Alan J. Thomson
B.Sc. DLSHTM M.Sc. Ph.D
Victoria, BC, Canada
Adaptive Management is a structured process for decision making in the face of uncertainty. Different definitions of Adaptive Management emphasise different facets of the process. One definition is
a formal process for continually improving (resource) management policies and practices by learning from the outcomes of operational programs. Its most effective form, active adaptive management, is characterized by management programs that are designed to experimentally compare selected policies or practices by testing alternative hypotheses about the system being managed. From Glossary of Forestry Terms: adaptive management rigorously combines management, research, monitoring, and means of changing practices so that credible information is gained and management activities are modified by experience
The process is iterative, using system monitoring to reduce uncertainty:
Characteristics of processes suitable for Adaptive Management:
- Some kind of management decision must be made
- Stakeholders can be engaged
- Management objective(s) can be stated explicitly
- Decision making is confounded by uncertainty about potential management impacts
- Resource relationships and management impacts can be represented in models
- Monitoring can be designed to inform decision making
- Progress in achieving management objectives can be measured
- Management actions can be adjusted in response to what has been learned
- The whole process fits within the appropriate legal framework
Virtual Adaptive Management Workshops:
Adaptive Management Workshops play a central role in Adaptive Management processes. Thomson (2000) developed an applet-based virtual workshop environment that mimicked the face-to-face workshop but extended the spatial and temporal limitations, broadening the possibilities for participation. Limitations of applets led to development of an XML-based server-deployed Java system that was the basis of the process described in Thomson (2006, 2007). The role of indicators in these participatory process is explored in Thomson (2005).

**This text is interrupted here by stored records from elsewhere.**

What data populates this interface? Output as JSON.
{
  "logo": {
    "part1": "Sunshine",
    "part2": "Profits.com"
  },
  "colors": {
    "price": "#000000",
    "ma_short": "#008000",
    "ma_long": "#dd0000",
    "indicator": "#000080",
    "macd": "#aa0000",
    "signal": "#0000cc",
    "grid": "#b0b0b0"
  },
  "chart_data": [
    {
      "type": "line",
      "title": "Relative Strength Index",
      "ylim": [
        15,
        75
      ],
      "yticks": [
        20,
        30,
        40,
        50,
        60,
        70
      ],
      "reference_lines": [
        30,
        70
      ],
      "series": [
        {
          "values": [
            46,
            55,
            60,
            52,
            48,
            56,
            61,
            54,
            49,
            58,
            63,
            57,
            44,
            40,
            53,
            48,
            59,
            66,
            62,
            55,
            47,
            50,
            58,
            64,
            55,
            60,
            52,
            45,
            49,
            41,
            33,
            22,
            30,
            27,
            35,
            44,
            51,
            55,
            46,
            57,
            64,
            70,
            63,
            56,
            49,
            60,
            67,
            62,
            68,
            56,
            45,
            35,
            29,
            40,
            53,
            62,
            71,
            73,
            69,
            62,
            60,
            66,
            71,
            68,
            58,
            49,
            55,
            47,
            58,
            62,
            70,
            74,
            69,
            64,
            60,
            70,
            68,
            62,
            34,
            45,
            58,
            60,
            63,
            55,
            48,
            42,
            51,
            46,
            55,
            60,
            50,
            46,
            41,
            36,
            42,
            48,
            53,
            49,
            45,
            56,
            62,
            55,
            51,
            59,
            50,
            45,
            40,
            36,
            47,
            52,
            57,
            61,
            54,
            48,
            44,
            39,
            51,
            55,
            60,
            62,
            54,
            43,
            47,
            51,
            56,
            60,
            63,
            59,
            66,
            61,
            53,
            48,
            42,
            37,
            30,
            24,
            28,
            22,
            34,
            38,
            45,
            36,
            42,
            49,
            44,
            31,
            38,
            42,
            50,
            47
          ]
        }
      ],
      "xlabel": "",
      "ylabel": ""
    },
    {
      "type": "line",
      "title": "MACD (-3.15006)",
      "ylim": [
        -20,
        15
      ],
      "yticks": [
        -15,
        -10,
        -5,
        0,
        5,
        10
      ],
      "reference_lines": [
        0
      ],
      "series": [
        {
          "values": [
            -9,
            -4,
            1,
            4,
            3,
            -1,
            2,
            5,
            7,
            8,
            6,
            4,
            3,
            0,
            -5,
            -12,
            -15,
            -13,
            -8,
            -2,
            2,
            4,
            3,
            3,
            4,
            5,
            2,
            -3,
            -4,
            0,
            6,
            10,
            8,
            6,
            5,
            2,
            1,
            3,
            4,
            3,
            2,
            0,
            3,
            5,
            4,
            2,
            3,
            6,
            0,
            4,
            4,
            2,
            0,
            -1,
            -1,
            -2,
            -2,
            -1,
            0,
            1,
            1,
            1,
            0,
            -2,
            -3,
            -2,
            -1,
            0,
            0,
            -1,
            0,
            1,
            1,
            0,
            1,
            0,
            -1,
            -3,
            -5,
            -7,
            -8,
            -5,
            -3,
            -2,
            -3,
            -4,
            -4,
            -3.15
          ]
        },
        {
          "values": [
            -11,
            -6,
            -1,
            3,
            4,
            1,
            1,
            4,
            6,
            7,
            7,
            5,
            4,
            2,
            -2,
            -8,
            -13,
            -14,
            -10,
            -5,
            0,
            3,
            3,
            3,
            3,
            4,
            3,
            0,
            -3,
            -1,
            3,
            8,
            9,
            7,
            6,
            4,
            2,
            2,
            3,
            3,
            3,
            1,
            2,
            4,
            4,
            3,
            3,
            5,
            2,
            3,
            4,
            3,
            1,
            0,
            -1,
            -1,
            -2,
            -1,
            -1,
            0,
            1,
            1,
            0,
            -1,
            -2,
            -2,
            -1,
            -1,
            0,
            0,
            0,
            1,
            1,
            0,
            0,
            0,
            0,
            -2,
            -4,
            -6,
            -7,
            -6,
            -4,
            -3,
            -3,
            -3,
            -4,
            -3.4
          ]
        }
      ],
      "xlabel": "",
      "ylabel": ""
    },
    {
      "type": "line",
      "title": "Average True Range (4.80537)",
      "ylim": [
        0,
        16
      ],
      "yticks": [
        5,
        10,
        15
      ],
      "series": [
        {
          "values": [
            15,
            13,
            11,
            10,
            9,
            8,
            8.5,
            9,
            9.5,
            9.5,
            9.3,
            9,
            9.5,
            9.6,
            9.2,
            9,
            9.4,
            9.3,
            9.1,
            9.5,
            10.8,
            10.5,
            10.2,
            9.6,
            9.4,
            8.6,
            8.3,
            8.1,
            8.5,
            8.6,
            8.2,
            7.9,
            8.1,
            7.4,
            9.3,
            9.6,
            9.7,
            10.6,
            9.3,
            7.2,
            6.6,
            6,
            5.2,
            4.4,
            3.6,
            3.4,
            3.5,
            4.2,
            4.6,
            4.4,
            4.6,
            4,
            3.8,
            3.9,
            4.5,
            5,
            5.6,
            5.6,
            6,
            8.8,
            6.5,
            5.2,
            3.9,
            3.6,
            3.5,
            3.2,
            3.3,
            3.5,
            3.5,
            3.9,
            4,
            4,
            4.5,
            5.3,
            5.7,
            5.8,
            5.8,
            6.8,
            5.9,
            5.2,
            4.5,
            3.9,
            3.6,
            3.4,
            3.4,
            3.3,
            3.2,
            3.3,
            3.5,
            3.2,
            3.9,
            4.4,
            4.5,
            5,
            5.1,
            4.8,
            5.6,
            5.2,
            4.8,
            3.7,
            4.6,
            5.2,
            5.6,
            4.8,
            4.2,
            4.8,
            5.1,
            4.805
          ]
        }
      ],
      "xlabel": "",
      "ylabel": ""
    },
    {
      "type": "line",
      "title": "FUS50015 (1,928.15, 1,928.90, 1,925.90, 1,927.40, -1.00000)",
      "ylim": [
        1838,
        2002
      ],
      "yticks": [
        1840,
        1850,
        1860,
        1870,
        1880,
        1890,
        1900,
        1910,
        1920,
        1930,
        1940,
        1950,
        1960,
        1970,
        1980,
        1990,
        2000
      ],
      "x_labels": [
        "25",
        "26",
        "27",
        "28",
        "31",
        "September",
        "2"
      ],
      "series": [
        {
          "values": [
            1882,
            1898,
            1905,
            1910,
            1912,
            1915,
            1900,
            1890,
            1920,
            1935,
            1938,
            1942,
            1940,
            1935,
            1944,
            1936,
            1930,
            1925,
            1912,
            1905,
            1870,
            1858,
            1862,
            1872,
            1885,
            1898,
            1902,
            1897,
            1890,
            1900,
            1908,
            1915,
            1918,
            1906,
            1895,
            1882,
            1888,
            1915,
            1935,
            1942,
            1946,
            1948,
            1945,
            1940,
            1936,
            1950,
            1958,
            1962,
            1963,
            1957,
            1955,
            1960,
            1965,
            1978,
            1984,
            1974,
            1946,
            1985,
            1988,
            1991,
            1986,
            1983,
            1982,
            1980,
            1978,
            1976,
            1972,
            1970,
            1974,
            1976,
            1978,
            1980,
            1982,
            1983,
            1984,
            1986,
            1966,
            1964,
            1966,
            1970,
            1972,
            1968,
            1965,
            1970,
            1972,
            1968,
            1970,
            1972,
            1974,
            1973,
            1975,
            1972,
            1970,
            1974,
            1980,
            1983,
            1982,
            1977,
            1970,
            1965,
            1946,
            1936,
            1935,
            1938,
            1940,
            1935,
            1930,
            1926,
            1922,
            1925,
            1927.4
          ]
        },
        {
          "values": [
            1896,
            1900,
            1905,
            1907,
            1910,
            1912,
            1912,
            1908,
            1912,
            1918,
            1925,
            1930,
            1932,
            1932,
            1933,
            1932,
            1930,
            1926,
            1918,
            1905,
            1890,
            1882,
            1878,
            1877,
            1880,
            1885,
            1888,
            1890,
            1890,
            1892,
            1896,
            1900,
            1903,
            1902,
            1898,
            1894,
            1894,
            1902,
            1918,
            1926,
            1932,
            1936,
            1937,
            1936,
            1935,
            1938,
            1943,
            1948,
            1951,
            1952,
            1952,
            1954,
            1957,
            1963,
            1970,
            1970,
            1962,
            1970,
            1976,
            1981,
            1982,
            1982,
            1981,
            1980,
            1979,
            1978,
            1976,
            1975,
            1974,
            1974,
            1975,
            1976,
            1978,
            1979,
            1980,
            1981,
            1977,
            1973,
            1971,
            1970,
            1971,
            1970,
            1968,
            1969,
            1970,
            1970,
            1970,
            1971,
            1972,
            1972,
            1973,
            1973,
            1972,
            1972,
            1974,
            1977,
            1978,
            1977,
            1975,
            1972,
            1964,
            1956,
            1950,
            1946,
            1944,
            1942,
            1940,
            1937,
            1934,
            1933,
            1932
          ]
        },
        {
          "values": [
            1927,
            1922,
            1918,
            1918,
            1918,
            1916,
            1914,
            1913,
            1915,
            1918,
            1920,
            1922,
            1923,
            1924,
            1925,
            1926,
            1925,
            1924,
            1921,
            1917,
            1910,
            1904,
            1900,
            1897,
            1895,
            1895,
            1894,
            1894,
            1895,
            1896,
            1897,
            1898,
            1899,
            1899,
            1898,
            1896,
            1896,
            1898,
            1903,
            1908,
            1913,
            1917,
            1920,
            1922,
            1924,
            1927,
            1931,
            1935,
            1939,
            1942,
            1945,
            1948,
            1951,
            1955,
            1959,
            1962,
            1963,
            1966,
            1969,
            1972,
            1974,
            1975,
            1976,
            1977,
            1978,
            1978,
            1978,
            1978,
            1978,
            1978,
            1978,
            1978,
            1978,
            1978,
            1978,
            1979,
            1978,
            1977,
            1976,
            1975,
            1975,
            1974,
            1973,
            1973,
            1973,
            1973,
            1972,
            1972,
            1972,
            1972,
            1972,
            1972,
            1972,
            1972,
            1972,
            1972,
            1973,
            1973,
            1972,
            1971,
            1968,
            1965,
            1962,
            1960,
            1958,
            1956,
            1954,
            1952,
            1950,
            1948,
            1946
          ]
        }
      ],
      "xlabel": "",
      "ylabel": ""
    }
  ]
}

New Google-based tools (Thomson 2008), wikis or social media offer new approaches to online participation and debate.
Examples of the interface are illustrated below:
Figure: The virtual AM workshop for a hypothetical evaluation of Grizzly Bear population management, showing the functions of the plenary session and their status, as well as the available subgroups. The shading and bolding pattern represents a workshop in progress: in light grey cells bold text represents open and normal text represents closed; darker grey shading represents a pending activity not yet open for interaction. Note the possibility of multi-lingual participation.
Figure: Tracking debate about spatial scoping in the plenary session.
Figure: The spatial scoping tool ready for a new user to provide their perspective on an earlier entry.
Figure: A tool for debating the form of relationships between indicators, reflecting different hypotheses.
Thomson, A.J. 2000. Knowledge elicitation tools for use in a virtual Adaptive Environmental Management workshop. Computers and Electronics in Agriculture 27: 57-70.
Thomson, A.J. 2005. Indicator-based knowledge management for participatory decision-making. Computers and Electronics in Agriculture 49: 206-218.
Thomson, A.J. 2006. Adaptive Management of Knowledge Ecosystems. In: Proc Conf. "Sustainable forestry in theory and practice: recent advances in inventory and monitoring, statistics and modelling, information and knowledge management and policy science." University of Edinburgh, Edinburgh, UK. 5th - 8th April 2005. Gen. Tech. Rep. PNW-GTR-688. Portland, OR: U.S. Department of Agriculture, Forest Service, Pacific Northwest Research Station. [CD-ROM]
Thomson, A.J. 2007. How should we manage Knowledge Ecosystems? Using Adaptive Knowledge Management! Chapter 27 in: Reynolds, K., Thomson, A., Köhl, M., Shannon, S., Ray, D., and Rennolls, K. (eds.) 2007. Sustainable Forestry: From Monitoring and Modelling to Knowledge Management and Policy Science. CABI Publishing, Wallingford, UK: 461- 479.
Thomson, A.J. 2008. Google Earth as a tool for participatory 3-D modelling and elicitation of Traditional Ecological Knowledge (TEK). In: Proc Mountain Forum e-Conference "Mountain GIS e-Conference: Promoting Geographic Information and Earth Observation Applications for the Sustainable Development of the Hindu Kush-Himalayan Region", 14-25 January, 2008.